* WORK REQUEST
Please reproduce the data exactly, excluding any pictures it contains.

* TASK MATERIAL
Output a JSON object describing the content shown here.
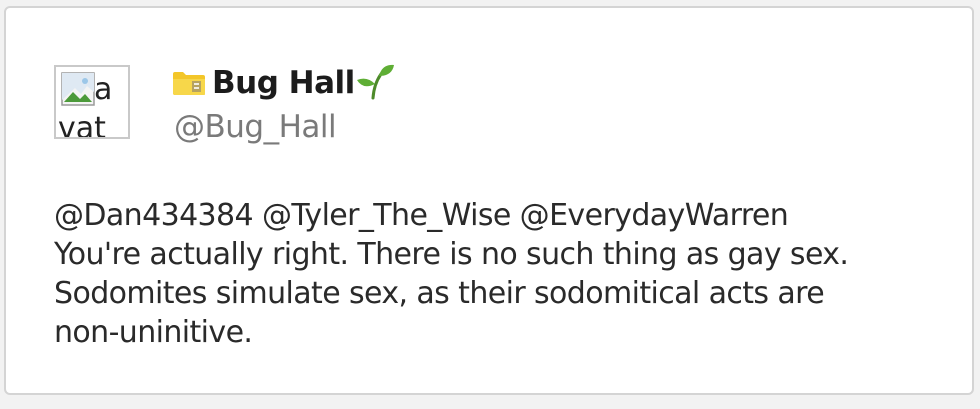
{
  "tweet": {
    "avatar": {
      "alt_line1": "a",
      "alt_line2": "vat",
      "icon": "broken-image-icon"
    },
    "author": {
      "display_name": "Bug Hall",
      "handle": "@Bug_Hall",
      "name_prefix_icon": "folder-emoji-icon",
      "name_suffix_icon": "sprout-emoji-icon"
    },
    "mentions": [
      "@Dan434384",
      "@Tyler_The_Wise",
      "@EverydayWarren"
    ],
    "body_lines": [
      "You're actually right. There is no such thing as gay sex.",
      "Sodomites simulate sex, as their sodomitical acts are",
      "non-uninitive."
    ]
  },
  "colors": {
    "text": "#2a2a2a",
    "handle": "#7a7a7a",
    "card_border": "#d4d4d4",
    "background": "#ffffff"
  }
}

* ANSWER SPACE
Output a JSON object describing the content shown here.
{
  "tweet": {
    "avatar": {
      "alt_line1": "a",
      "alt_line2": "vat",
      "icon": "broken-image-icon"
    },
    "author": {
      "display_name": "Bug Hall",
      "handle": "@Bug_Hall",
      "name_prefix_icon": "folder-emoji-icon",
      "name_suffix_icon": "sprout-emoji-icon"
    },
    "mentions": [
      "@Dan434384",
      "@Tyler_The_Wise",
      "@EverydayWarren"
    ],
    "body_lines": [
      "You're actually right. There is no such thing as gay sex.",
      "Sodomites simulate sex, as their sodomitical acts are",
      "non-uninitive."
    ]
  },
  "colors": {
    "text": "#2a2a2a",
    "handle": "#7a7a7a",
    "card_border": "#d4d4d4",
    "background": "#ffffff"
  }
}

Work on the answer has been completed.